-- DATA SUPPLIED follows --
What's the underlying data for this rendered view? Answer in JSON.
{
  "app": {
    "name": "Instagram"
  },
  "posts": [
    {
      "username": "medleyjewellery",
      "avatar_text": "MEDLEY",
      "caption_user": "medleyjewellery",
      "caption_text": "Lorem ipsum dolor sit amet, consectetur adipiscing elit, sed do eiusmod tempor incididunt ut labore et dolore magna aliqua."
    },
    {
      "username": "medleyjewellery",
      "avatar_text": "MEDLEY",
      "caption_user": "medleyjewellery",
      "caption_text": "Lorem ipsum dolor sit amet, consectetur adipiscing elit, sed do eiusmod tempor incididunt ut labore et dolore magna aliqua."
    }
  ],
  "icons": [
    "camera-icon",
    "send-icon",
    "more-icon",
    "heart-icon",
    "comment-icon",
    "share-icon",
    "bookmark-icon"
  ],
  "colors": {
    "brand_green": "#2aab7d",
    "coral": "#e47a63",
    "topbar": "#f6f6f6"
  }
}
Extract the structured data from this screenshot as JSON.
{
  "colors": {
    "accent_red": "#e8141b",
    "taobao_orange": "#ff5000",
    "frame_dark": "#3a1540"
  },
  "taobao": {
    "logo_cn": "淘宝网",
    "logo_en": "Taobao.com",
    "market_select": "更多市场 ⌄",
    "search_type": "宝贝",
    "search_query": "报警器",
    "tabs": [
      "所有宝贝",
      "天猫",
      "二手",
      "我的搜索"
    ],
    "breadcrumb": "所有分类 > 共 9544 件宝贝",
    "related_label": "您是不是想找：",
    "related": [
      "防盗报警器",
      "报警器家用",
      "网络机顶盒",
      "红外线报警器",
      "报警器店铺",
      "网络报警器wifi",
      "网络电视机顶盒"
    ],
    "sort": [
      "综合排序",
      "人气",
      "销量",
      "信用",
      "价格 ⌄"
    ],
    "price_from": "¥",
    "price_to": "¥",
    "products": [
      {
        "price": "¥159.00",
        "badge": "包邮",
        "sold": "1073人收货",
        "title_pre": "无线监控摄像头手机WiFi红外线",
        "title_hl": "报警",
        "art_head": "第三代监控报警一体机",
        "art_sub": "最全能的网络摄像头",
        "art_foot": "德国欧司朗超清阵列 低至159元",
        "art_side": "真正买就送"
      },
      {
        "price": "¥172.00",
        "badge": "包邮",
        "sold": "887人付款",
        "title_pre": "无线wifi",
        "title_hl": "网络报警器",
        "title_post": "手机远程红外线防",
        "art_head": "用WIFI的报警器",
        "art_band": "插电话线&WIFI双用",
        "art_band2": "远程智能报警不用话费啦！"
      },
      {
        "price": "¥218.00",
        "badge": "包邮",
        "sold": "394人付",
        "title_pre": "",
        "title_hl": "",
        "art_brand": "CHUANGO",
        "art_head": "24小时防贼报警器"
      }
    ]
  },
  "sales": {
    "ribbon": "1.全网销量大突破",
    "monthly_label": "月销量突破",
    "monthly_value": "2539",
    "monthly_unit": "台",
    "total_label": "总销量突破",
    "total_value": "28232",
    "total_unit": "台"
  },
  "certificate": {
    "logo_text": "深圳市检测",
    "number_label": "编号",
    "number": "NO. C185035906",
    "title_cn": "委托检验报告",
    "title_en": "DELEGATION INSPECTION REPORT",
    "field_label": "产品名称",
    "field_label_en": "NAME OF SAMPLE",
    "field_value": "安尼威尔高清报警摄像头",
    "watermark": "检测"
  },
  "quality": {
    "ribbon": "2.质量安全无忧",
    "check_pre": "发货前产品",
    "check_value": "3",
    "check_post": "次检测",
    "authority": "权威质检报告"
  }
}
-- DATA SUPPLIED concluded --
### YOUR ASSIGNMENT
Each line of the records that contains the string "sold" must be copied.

### EXERCISE RESULT
        "sold": "1073人收货",
        "sold": "887人付款",
        "sold": "394人付",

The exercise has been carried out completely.